Figure 1: Suomi-NPP VIIRS true color imagery from December 31st, 2019 (background) is overlaid with VIIRS “hot spot” data (red areas) showing fire locations, and OMPS Aerosol Index (orange areas) showing the transport of the smoke plume over the Tasmanian sea. Credit: NASA Disasters Program, Jean-Paul Vernier (NIA / NASA LaRC). Created using NASA Worldview. On New Year Eve 2019 a series of massive thunderstorms generated by devastating fires across the states of New South Wales and...
January 14, 2020
This image was taken on Jan. 13, 2020 by NOAA/NASA's Suomi NPP satellite. The image shows the fires in eastern Australia and using the VIIRS (Visible Infrared Imaging Radiometer Suite) several reflective bands have been introduced into the image to highli

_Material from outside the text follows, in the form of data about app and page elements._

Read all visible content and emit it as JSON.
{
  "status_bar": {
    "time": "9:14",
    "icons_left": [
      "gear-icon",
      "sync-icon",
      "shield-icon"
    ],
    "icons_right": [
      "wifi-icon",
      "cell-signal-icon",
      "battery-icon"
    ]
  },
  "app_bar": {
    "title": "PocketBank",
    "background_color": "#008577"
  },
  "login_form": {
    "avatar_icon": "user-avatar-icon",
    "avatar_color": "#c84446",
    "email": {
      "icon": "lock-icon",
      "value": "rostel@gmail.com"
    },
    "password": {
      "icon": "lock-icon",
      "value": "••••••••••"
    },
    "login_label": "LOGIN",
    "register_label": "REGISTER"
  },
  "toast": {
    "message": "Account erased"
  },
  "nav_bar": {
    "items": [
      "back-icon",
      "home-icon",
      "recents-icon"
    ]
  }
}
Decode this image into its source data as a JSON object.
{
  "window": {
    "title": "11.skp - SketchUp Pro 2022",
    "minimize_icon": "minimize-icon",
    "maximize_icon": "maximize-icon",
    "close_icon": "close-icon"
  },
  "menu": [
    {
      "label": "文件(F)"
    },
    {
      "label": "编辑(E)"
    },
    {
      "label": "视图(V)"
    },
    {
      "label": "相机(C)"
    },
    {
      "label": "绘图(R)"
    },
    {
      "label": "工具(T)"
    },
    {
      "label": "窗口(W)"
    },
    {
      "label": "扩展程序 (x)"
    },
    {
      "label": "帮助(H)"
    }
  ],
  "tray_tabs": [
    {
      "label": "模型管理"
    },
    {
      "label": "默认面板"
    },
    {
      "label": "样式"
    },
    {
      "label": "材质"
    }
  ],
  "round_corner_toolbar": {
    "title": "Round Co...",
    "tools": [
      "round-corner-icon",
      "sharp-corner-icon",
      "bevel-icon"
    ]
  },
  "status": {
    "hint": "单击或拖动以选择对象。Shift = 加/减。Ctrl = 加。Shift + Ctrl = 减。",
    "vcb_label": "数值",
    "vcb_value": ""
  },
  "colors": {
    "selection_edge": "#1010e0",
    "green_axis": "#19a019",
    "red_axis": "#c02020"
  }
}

NASA scientists using data from its NOAA/NASA Suomi NPP satellite, has traced the movement of the smoke coming off the Australian fires across the globe showing that it has circumnavigated the Earth. In an image created from data gathered by the Ozone Mapping and Profiler Suite (OMPS) Nadir Mapper on Suomi NPP, a black circle shows the smoke which had been traced from its origins coming back to the eastern region of Australia after having traveled around the world. Suomi NPP carries carry five science instruments and is the first satellite mission to address the challenge of acquiring a wide...
January 9, 2020
Satellite data from the OMPS-NM instrument is used to create an ultraviolet aerosol index to track the aerosols and smoke. Credits: NASA/Colin Seftor
Satellite data from the OMPS-NM instrument is used to create an ultraviolet aerosol index to track the aerosols and smoke. Credits: NASA/Colin Seftor A fleet of NASA satellites working together has been analyzing the aerosols and smoke from the massive fires burning in Australia. The fires in Australia are not just causing devastation locally. The unprecedented conditions that include searing heat combined with historic dryness, have led to the formation of an unusually large number...